Give all the lines below again, exactly, with no pictures.

(Website and app data records)
------------------------------------------------------------
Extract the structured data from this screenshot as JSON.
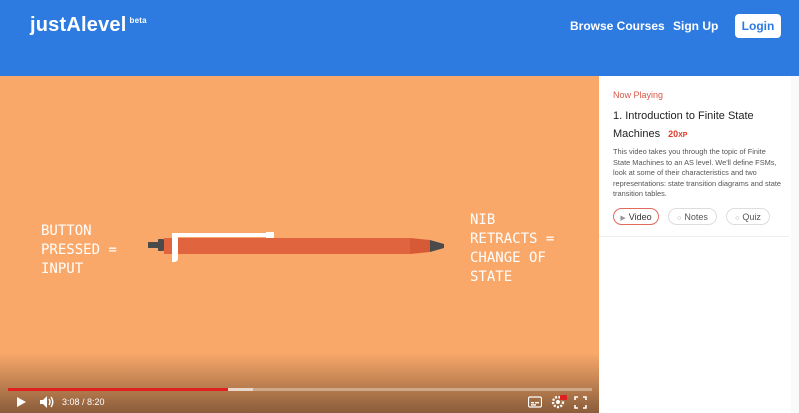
{
  "header": {
    "logo": "justAlevel",
    "logo_badge": "beta",
    "nav": {
      "browse": "Browse Courses",
      "signup": "Sign Up",
      "login": "Login"
    },
    "color": "#2d7be0"
  },
  "video": {
    "background": "#f9a86a",
    "caption_left": "BUTTON\nPRESSED =\nINPUT",
    "caption_right": "NIB\nRETRACTS =\nCHANGE OF\nSTATE",
    "current_time": "3:08",
    "duration": "8:20",
    "time_display": "3:08 / 8:20",
    "played_fraction": 0.376,
    "buffered_fraction": 0.42,
    "icons": [
      "play-icon",
      "volume-icon",
      "captions-icon",
      "settings-gear-icon",
      "fullscreen-icon"
    ]
  },
  "panel": {
    "now_playing": "Now Playing",
    "title": "1. Introduction to Finite State Machines",
    "xp_value": "20",
    "xp_unit": "XP",
    "description": "This video takes you through the topic of Finite State Machines to an AS level. We'll define FSMs, look at some of their characteristics and two representations: state transition diagrams and state transition tables.",
    "tabs": [
      {
        "label": "Video",
        "icon": "play-small-icon",
        "active": true
      },
      {
        "label": "Notes",
        "icon": "circle-icon",
        "active": false
      },
      {
        "label": "Quiz",
        "icon": "circle-icon",
        "active": false
      }
    ]
  }
}
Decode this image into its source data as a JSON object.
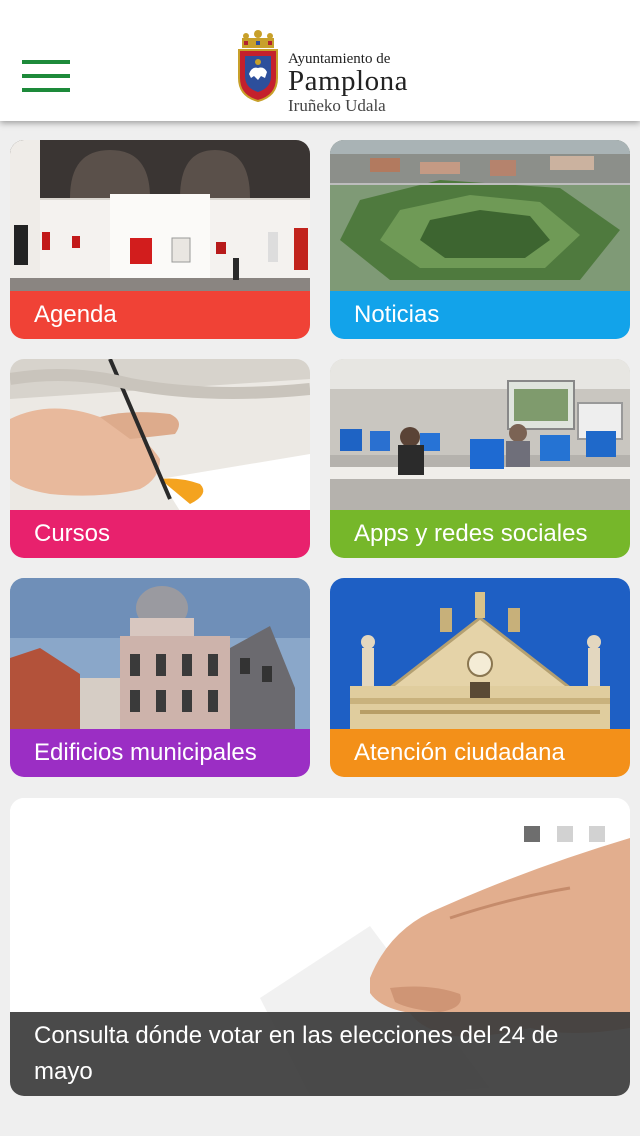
{
  "header": {
    "logo": {
      "line1": "Ayuntamiento de",
      "line2": "Pamplona",
      "line3": "Iruñeko Udala"
    },
    "menu_icon": "hamburger-menu-icon",
    "accent_color": "#1d8a3a"
  },
  "tiles": [
    {
      "label": "Agenda",
      "color": "#f04236"
    },
    {
      "label": "Noticias",
      "color": "#12a3ea"
    },
    {
      "label": "Cursos",
      "color": "#e8216d"
    },
    {
      "label": "Apps y redes sociales",
      "color": "#76b72a"
    },
    {
      "label": "Edificios municipales",
      "color": "#9b2ec4"
    },
    {
      "label": "Atención ciudadana",
      "color": "#f39019"
    }
  ],
  "banner": {
    "caption": "Consulta dónde votar en las elecciones del 24 de mayo",
    "slides_total": 3,
    "active_slide": 1,
    "active_dot_color": "#6e6e6e",
    "inactive_dot_color": "#d2d2d2"
  }
}
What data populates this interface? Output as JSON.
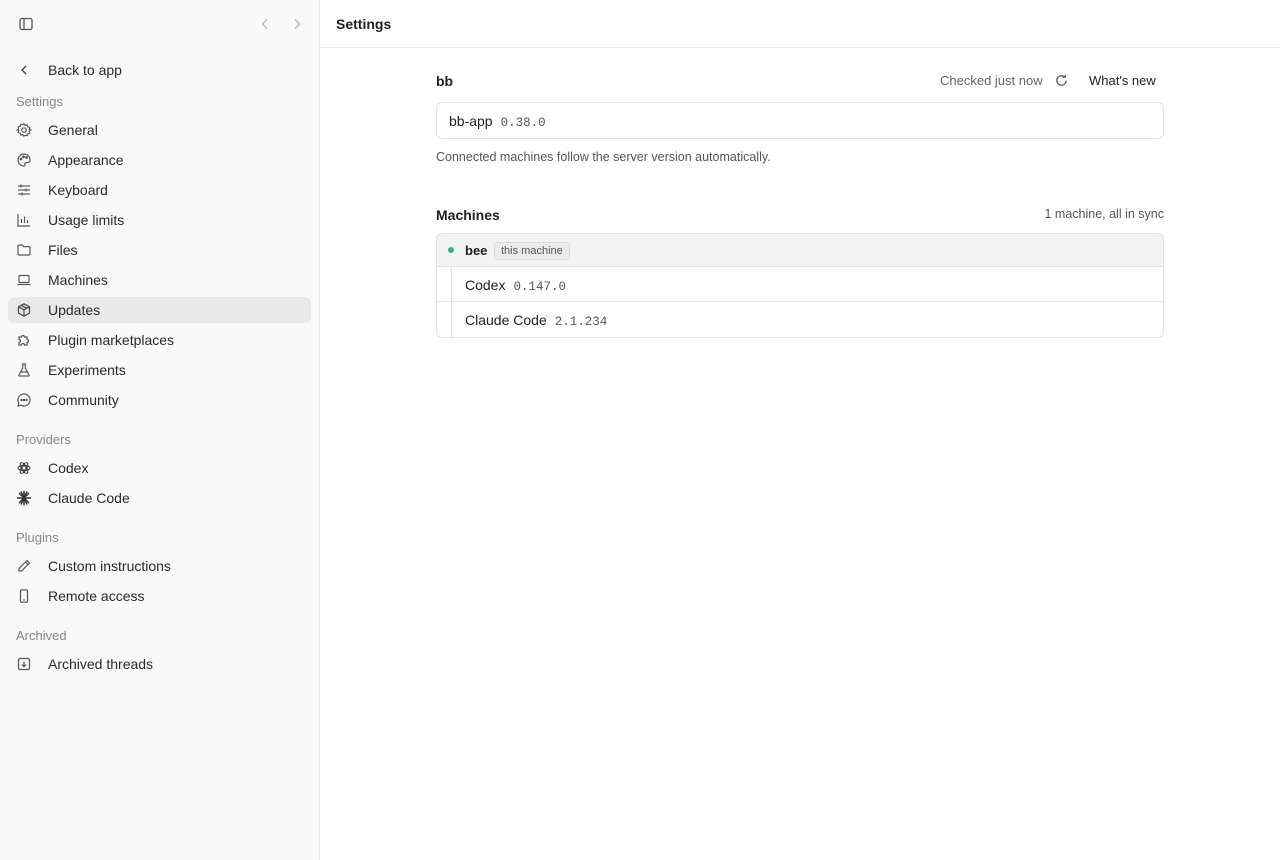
{
  "sidebar": {
    "back_label": "Back to app",
    "sections": {
      "settings": "Settings",
      "providers": "Providers",
      "plugins": "Plugins",
      "archived": "Archived"
    },
    "items": {
      "general": "General",
      "appearance": "Appearance",
      "keyboard": "Keyboard",
      "usage_limits": "Usage limits",
      "files": "Files",
      "machines": "Machines",
      "updates": "Updates",
      "plugin_marketplaces": "Plugin marketplaces",
      "experiments": "Experiments",
      "community": "Community",
      "codex": "Codex",
      "claude_code": "Claude Code",
      "custom_instructions": "Custom instructions",
      "remote_access": "Remote access",
      "archived_threads": "Archived threads"
    },
    "active_item": "updates"
  },
  "header": {
    "title": "Settings"
  },
  "app_section": {
    "title": "bb",
    "status": "Checked just now",
    "whats_new_label": "What's new",
    "package_name": "bb-app",
    "package_version": "0.38.0",
    "note": "Connected machines follow the server version automatically."
  },
  "machines_section": {
    "title": "Machines",
    "summary": "1 machine, all in sync",
    "machine": {
      "name": "bee",
      "badge": "this machine",
      "status_color": "#3cb371",
      "tools": [
        {
          "name": "Codex",
          "version": "0.147.0"
        },
        {
          "name": "Claude Code",
          "version": "2.1.234"
        }
      ]
    }
  }
}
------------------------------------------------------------
* [EXERCISE OUTPUT]
Extract the structured data from this screenshot as JSON.
{
  "header": {
    "logo": "justAlevel",
    "logo_badge": "beta",
    "nav": {
      "browse": "Browse Courses",
      "signup": "Sign Up",
      "login": "Login"
    },
    "color": "#2d7be0"
  },
  "video": {
    "background": "#f9a86a",
    "caption_left": "BUTTON\nPRESSED =\nINPUT",
    "caption_right": "NIB\nRETRACTS =\nCHANGE OF\nSTATE",
    "current_time": "3:08",
    "duration": "8:20",
    "time_display": "3:08 / 8:20",
    "played_fraction": 0.376,
    "buffered_fraction": 0.42,
    "icons": [
      "play-icon",
      "volume-icon",
      "captions-icon",
      "settings-gear-icon",
      "fullscreen-icon"
    ]
  },
  "panel": {
    "now_playing": "Now Playing",
    "title": "1. Introduction to Finite State Machines",
    "xp_value": "20",
    "xp_unit": "XP",
    "description": "This video takes you through the topic of Finite State Machines to an AS level. We'll define FSMs, look at some of their characteristics and two representations: state transition diagrams and state transition tables.",
    "tabs": [
      {
        "label": "Video",
        "icon": "play-small-icon",
        "active": true
      },
      {
        "label": "Notes",
        "icon": "circle-icon",
        "active": false
      },
      {
        "label": "Quiz",
        "icon": "circle-icon",
        "active": false
      }
    ]
  }
}
Decode this image into its source data as a JSON object.
{
  "header": {
    "logo": {
      "line1": "Ayuntamiento de",
      "line2": "Pamplona",
      "line3": "Iruñeko Udala"
    },
    "menu_icon": "hamburger-menu-icon",
    "accent_color": "#1d8a3a"
  },
  "tiles": [
    {
      "label": "Agenda",
      "color": "#f04236"
    },
    {
      "label": "Noticias",
      "color": "#12a3ea"
    },
    {
      "label": "Cursos",
      "color": "#e8216d"
    },
    {
      "label": "Apps y redes sociales",
      "color": "#76b72a"
    },
    {
      "label": "Edificios municipales",
      "color": "#9b2ec4"
    },
    {
      "label": "Atención ciudadana",
      "color": "#f39019"
    }
  ],
  "banner": {
    "caption": "Consulta dónde votar en las elecciones del 24 de mayo",
    "slides_total": 3,
    "active_slide": 1,
    "active_dot_color": "#6e6e6e",
    "inactive_dot_color": "#d2d2d2"
  }
}
What data populates this interface? Output as JSON.
{
  "sidebar": {
    "back_label": "Back to app",
    "sections": {
      "settings": "Settings",
      "providers": "Providers",
      "plugins": "Plugins",
      "archived": "Archived"
    },
    "items": {
      "general": "General",
      "appearance": "Appearance",
      "keyboard": "Keyboard",
      "usage_limits": "Usage limits",
      "files": "Files",
      "machines": "Machines",
      "updates": "Updates",
      "plugin_marketplaces": "Plugin marketplaces",
      "experiments": "Experiments",
      "community": "Community",
      "codex": "Codex",
      "claude_code": "Claude Code",
      "custom_instructions": "Custom instructions",
      "remote_access": "Remote access",
      "archived_threads": "Archived threads"
    },
    "active_item": "updates"
  },
  "header": {
    "title": "Settings"
  },
  "app_section": {
    "title": "bb",
    "status": "Checked just now",
    "whats_new_label": "What's new",
    "package_name": "bb-app",
    "package_version": "0.38.0",
    "note": "Connected machines follow the server version automatically."
  },
  "machines_section": {
    "title": "Machines",
    "summary": "1 machine, all in sync",
    "machine": {
      "name": "bee",
      "badge": "this machine",
      "status_color": "#3cb371",
      "tools": [
        {
          "name": "Codex",
          "version": "0.147.0"
        },
        {
          "name": "Claude Code",
          "version": "2.1.234"
        }
      ]
    }
  }
}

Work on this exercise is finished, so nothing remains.